New Brunswick‘s Human Rights Act forbids discrimination upon various grounds which depend upon the circumstances. An adjudicator (Board of Inquiry) may order a respondent “inter alia” to compensate a complainant “for any consequent emotional suffering, including that resulting from injury to dignity, feelings or self-respect, in such amount as the Board considers just and appropriate”.
Nova Scotia‘s Human Rights Act prohibits discrimination upon the common grounds and upon “an irrational fear of contracting an illness or disease”. An adjudicator “may order any party who has contravened this Act to do any act or thing that constitutes full compliance with the Act and to rectify any injury caused to any person or class of persons or to make compensation therefor and, where authorized by and to the extent permitted by the regulations, may make any order against that party, unless that party is the complainant, as to costs as it considers appropriate in the circumstances”.
Newfoundland and Labrador has no provision for “emotional damages” under its Human Rights Code. This probably is a good thing given the unrivaled sense of humor the Newfie has in Canada. The ‘hurt feelings crowd’ in Canada if infecting The Rock would soon place it into an economic despair unrivaled since the time the first immigrant landed on its shores.
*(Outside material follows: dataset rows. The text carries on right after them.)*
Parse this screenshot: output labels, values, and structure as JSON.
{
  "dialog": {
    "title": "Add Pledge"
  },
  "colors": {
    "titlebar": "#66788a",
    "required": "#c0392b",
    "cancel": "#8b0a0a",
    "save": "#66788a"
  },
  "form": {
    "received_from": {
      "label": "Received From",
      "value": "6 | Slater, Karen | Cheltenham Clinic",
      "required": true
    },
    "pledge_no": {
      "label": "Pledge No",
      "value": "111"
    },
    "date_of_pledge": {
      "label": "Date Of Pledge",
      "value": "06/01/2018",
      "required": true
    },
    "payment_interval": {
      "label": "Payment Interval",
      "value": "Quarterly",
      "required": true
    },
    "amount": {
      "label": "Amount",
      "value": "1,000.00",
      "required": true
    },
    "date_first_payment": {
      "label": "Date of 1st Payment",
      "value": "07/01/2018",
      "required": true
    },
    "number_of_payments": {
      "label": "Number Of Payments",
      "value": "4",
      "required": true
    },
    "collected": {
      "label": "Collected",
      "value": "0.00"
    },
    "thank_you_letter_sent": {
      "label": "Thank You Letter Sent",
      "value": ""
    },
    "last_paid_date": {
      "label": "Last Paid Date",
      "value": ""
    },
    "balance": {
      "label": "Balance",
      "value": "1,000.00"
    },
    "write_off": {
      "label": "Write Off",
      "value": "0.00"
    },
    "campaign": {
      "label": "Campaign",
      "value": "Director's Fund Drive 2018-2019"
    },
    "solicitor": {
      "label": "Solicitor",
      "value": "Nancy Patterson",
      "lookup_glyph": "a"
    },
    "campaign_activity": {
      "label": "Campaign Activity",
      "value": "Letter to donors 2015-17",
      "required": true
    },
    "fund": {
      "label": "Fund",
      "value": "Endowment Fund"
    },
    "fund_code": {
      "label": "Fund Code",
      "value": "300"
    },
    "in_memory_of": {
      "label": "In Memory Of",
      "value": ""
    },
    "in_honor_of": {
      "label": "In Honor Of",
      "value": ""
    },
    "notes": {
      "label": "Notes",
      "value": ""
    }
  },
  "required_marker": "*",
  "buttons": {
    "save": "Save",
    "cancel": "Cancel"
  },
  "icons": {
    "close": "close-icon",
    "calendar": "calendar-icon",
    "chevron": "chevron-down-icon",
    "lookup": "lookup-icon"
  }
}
The foregoing show quite a variance in what should be ‘one standard for all standard democratic citizens in a nation that is supposed to espouse the equality of all from sea to shiny sea. Si, Senor? Mais oui Madame? Yo, Bro? Eh? Eh? Eh? Perhaps Your Commissions, Tribunals and Adjudicators are not quite functioning according to your sociological-political-legal theories? So toss the dice Canada and DETERMINE WHERE IT WILL BE least costly in all formats if you are charged under hate/bias crime, eh?
In 2006 Project Cleanfeed was launched by the Royal Canadian Mounted Police to institute voluntary measures by Canadian Internet Service Providers to block web sites hosting child pornography. Anything fighting against such pornography should be commended. The list of blocked sites is compiled from reports by Internet users and investigated by the independent organization Cybertip.ca. Every little bit helps, but voluntary measures just are not stemming the tide of either pornography of all sorts or hate/bias postings on the Internet.
Whatever, in October 2011, the Supreme Court of Canada unanimously ruled that online publications cannot be found liable for linking to defamatory material as long as the linking itself is not defamatory. ‘To link or not to link’ truly is not he question of prime importance, rather it is the content of what has been linked to, what has actually been published and what should be eradicated from visible existence in accordance with the law.
Thus, with what is bubbling up in our society as dealing with defamatory material I strongly suggest that all reconnect to such links and solidly familiarize yourself with the topic. I most strongly suggest this to Nathan Jesse, Leisure Services Management; Tom Ludwig, Mayor and Paul Ladouceur, Chief of Police; all of the City of Estevan Saskatchewan. All three have defamed me through actions and statements involving a dearth of common sense and moral judgment surrounding my positions taken as a Christian in their midst.
It may also help you contend with the antics of such political fools as Ralph Goodale.
Hopefully this will be the last time I remind you that it is Trudeau and Rabid Islamic Crew that is the most responsible for the Blood as it Shall Flow In Canada as posted on February 11, 2018 But, before the dust of battle completely settles all the ‘public purse parasites’ shall be eradicated from the Canadian landscape.
It is a righteous action with God that this take place.
Galatians 4:16 Am I therefore become your enemy, because I tell you the truth?